13. I drew an eye with a swirly pattern coming from the corner that turns into curly branches. Yes, my doodles are random :P- Kimi, via Yahoo Answers.

14. A face- GIZMO, via Yahoo Answers.

15. An eye- Clueless, via Yahoo Answers.
16. I drew a 3-dimensional square - what does that mean?- Baps, via Yahoo Answers.

17. Will microsoft pain work?
  Ithink I might doodle an anchor- The Battenhaus Effect, via Yahoo Answers.

18. I draw a face- must love cows, via Yahoo Answers.

19. Hair :)- Teresa, via Yahoo Answers.

20. My office with a big padlock and a sign that says "closed today, will reopen on Monday"- Miss Suzy, via Yahoo Answers.


  1. Goodmorning Sophie-while I was working for a bookcovercontest I took a look at Google to see some doodlingpictures-That´s how I got on you´re blog-Wishing you all the best with you´re study and have a great day. Greetings with heart&soul from Sil.

  2. Thank you very much Sil, it's really appreciated! :]
    I hope you found what you were looking for!

  3. Hi Sophie I was also googling doodling, and yours are the stand out examples in the image gallery, is there any way I can contact you regarding the use of some of your images? If your interested in discussing this you can contact me at Hope to hear from you waving excitedly...Em

  4. Hi Em!

    Sorry to dissapoint, but the images are actually sourced from Google, and not mine! Boo! Though I hope you have good luck finding the original owners, they're rather wonderful :D

    *waves excitedly despite the let down!*
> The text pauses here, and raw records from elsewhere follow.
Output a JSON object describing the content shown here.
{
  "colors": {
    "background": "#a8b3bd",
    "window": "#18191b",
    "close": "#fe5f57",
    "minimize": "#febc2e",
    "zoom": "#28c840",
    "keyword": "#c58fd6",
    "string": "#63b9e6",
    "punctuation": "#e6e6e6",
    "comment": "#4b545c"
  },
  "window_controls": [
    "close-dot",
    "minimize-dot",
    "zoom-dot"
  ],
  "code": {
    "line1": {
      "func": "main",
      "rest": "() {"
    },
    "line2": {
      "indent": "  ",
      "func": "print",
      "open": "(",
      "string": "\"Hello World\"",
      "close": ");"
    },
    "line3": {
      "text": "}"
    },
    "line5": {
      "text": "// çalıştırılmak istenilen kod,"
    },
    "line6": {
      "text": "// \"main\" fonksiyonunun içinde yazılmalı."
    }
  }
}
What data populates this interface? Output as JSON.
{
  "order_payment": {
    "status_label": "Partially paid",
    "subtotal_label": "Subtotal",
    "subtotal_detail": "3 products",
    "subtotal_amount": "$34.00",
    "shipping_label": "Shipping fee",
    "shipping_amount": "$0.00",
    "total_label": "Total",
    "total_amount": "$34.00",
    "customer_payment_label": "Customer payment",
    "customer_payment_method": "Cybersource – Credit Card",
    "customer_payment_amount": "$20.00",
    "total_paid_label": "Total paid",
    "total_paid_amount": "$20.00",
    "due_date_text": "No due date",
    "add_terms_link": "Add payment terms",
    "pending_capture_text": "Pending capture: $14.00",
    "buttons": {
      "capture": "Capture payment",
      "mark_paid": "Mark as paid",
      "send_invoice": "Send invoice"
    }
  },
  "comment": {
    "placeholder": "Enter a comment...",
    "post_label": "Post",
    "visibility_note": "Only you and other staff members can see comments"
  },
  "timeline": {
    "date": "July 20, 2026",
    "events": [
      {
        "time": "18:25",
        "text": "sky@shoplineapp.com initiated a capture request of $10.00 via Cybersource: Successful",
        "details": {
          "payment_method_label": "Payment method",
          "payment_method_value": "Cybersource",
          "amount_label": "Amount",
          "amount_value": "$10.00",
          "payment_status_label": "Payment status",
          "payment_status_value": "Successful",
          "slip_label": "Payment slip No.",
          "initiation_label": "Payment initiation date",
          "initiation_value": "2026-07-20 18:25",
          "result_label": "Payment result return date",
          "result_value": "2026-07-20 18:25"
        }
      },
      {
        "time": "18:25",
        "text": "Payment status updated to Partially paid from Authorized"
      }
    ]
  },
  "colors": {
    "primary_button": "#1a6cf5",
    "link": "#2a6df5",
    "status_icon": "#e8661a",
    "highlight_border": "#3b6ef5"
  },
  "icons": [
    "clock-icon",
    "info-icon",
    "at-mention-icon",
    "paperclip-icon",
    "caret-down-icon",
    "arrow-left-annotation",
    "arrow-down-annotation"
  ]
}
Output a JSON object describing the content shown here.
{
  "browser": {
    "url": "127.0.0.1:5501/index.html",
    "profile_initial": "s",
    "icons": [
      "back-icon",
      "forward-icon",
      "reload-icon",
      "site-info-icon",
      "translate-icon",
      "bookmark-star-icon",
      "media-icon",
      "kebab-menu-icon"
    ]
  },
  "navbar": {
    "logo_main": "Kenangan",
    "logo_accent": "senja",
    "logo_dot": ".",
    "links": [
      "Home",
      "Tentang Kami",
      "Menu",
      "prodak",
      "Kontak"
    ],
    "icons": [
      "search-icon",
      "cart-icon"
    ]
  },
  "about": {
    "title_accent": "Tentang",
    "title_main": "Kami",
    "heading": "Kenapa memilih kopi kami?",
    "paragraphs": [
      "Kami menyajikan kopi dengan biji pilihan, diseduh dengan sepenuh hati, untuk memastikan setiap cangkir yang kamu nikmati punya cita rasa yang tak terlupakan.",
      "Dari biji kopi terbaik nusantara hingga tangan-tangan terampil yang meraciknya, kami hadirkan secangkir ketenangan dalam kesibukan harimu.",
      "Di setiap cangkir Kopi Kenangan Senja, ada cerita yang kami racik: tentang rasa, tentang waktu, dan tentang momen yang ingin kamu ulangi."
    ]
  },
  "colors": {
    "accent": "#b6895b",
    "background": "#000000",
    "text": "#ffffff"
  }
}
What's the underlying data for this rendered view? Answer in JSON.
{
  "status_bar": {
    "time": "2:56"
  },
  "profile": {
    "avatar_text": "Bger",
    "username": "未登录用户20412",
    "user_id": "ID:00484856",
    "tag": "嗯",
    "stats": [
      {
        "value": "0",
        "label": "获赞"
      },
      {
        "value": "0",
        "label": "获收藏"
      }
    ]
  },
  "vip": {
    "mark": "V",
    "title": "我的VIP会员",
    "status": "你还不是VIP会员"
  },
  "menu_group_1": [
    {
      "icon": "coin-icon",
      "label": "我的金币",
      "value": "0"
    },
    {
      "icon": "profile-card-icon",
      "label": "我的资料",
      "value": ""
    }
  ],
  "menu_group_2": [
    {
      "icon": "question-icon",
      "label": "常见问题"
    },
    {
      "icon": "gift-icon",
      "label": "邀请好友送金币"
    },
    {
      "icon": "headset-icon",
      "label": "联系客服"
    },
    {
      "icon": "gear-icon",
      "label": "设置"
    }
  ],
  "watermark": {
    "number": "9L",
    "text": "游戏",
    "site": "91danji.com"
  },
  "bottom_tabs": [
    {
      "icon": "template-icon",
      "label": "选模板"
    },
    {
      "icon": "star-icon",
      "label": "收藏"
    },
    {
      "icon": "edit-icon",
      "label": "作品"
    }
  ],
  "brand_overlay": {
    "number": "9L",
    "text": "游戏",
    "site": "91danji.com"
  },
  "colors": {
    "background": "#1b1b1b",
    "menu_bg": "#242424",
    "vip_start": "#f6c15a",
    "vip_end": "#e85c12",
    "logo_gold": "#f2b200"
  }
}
  5. Hey Em,
    I am jp from India.
    I am interested to draw animes, i just love to draw them. Thing is, I can draw them with references. But I cant character fan art or own character sheet on my own. I doodle very rare but i like it, the way, new ideas comes. I wish i draw anime too like that. Please help me.